[What to do]: Find every line in the records below that holds the word "example" and copy it.
----------------
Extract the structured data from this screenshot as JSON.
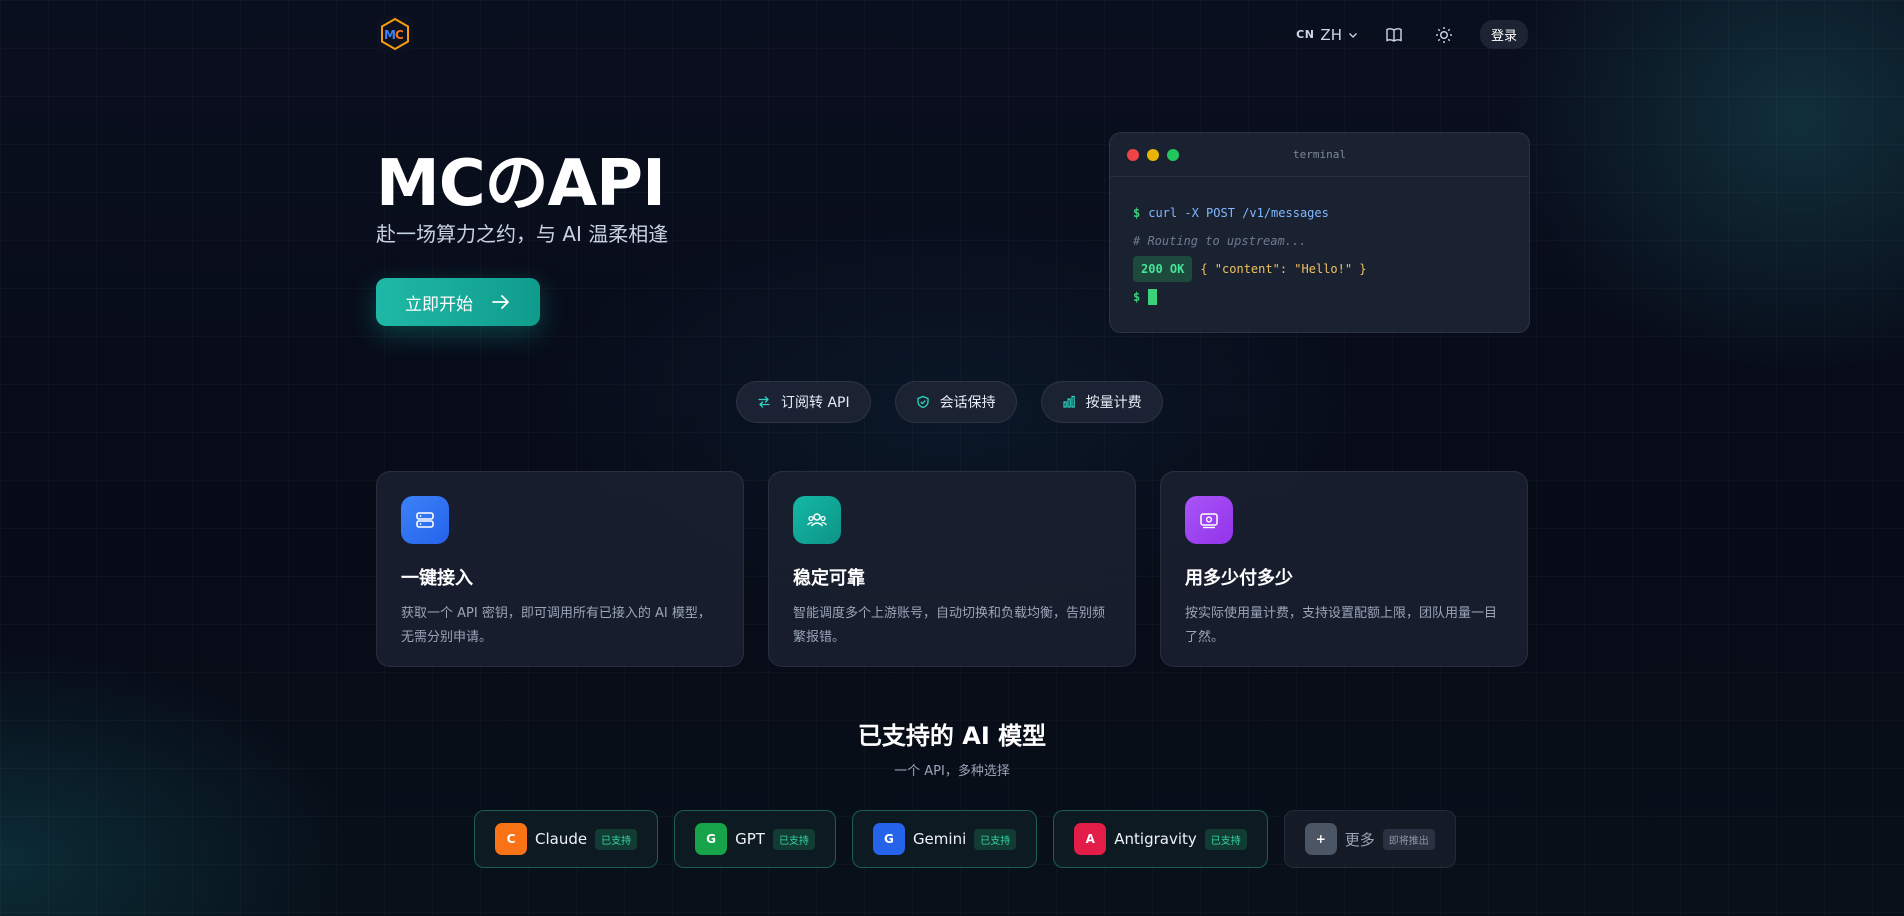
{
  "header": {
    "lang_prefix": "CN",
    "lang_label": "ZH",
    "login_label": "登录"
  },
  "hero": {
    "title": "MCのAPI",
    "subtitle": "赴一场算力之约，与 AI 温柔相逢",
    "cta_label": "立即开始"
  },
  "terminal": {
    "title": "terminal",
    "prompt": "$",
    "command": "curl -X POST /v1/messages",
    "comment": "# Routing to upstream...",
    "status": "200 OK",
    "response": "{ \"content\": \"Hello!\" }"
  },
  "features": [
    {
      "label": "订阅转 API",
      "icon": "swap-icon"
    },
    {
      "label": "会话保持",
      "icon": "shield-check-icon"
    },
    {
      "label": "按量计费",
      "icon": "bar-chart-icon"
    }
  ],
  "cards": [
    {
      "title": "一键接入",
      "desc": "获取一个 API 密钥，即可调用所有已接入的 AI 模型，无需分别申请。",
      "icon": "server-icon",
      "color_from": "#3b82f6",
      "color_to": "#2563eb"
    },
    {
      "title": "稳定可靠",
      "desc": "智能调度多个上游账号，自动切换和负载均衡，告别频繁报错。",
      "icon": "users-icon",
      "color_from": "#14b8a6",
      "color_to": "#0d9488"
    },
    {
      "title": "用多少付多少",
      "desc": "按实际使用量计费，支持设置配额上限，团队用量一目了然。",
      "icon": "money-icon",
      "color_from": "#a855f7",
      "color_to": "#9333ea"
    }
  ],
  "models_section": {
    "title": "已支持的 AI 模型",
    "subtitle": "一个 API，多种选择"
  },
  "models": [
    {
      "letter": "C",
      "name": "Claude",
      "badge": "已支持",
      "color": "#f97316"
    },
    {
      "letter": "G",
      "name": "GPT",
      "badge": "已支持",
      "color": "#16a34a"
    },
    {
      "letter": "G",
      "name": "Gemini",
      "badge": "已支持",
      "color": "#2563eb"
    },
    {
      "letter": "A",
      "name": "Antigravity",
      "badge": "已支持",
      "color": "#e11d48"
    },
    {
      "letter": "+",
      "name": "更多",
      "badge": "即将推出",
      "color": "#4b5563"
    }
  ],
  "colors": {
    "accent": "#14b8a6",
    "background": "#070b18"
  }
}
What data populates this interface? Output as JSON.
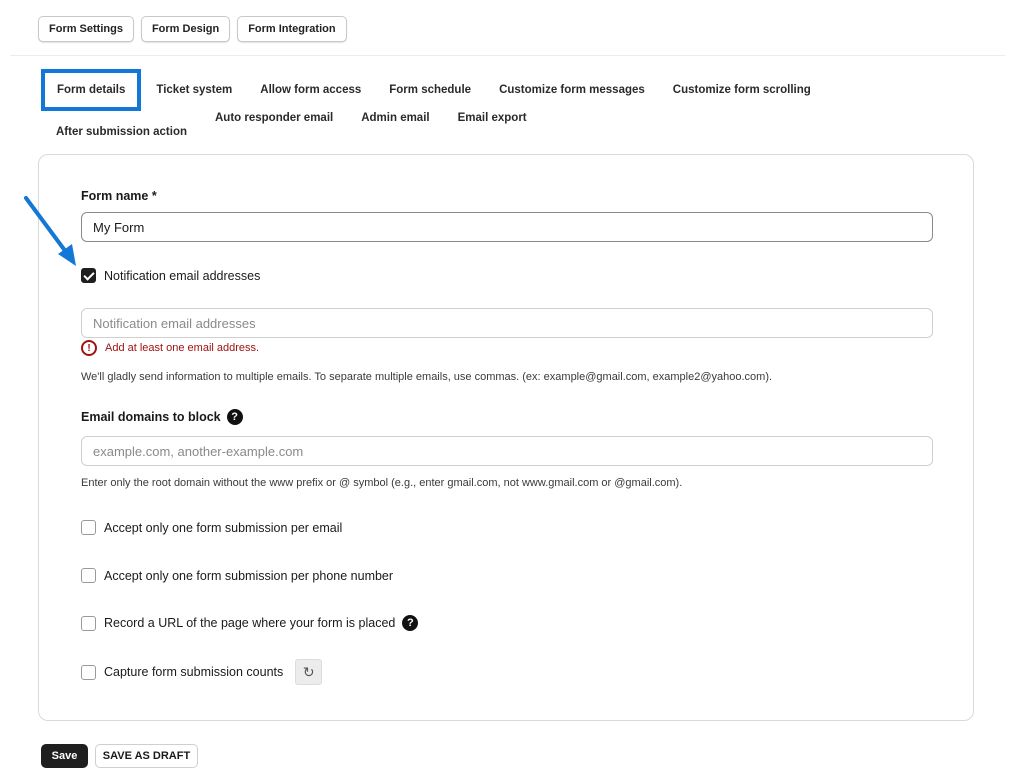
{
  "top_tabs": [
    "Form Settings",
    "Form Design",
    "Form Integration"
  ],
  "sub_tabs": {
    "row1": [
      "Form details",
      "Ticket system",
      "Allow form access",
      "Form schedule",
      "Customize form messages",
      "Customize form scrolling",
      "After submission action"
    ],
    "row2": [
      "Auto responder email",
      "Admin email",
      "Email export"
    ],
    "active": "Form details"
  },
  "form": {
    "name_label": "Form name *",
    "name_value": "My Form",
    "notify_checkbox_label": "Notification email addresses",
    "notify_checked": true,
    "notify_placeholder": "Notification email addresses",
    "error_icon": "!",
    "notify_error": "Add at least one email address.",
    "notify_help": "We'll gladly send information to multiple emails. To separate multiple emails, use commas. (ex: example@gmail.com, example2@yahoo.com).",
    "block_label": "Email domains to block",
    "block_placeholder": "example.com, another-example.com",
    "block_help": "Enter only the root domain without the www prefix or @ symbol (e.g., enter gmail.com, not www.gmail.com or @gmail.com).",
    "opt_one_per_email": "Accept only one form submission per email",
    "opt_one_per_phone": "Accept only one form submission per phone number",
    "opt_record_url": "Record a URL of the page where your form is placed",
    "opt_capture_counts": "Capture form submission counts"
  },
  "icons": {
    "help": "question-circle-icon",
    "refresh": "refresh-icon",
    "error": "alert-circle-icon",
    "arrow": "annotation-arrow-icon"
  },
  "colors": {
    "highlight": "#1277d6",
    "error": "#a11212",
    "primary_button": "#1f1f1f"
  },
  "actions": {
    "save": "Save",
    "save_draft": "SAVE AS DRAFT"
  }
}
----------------
[Task output]:
    "notify_help": "We'll gladly send information to multiple emails. To separate multiple emails, use commas. (ex: example@gmail.com, example2@yahoo.com).",
    "block_placeholder": "example.com, another-example.com",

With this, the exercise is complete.